» Exercise directions
This exercise calls for a copy of every line in the listing below that carries the word "cours".
▶
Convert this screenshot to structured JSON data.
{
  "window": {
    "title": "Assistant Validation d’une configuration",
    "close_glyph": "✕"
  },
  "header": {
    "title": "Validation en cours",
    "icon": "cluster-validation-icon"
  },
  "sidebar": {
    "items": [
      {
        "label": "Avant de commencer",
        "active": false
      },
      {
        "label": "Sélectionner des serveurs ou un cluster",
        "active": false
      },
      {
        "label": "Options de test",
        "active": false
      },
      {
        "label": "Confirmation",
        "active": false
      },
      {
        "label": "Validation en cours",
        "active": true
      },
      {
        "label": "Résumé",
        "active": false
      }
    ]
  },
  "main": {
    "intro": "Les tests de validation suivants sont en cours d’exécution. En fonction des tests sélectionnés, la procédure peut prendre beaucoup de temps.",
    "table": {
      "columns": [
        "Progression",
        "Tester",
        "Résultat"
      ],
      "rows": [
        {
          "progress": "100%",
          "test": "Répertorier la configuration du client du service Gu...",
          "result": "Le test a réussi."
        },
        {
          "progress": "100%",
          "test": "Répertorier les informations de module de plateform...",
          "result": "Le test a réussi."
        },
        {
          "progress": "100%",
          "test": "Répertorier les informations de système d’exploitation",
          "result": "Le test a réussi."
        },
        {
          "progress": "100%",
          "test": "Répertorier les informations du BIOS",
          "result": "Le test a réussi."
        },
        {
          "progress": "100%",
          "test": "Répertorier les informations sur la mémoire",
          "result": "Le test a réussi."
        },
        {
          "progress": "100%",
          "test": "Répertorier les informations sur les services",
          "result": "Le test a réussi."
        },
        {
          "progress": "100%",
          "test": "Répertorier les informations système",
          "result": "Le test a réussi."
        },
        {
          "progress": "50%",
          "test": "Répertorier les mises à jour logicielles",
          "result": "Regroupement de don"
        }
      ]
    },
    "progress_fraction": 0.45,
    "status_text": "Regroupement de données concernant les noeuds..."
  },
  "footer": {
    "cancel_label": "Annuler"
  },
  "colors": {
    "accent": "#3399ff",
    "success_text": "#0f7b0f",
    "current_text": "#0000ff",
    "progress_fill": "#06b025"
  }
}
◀
» Finished exercise
    "title": "Validation en cours",
        "label": "Validation en cours",
    "intro": "Les tests de validation suivants sont en cours d’exécution. En fonction des tests sélectionnés, la procédure peut prendre beaucoup de temps.",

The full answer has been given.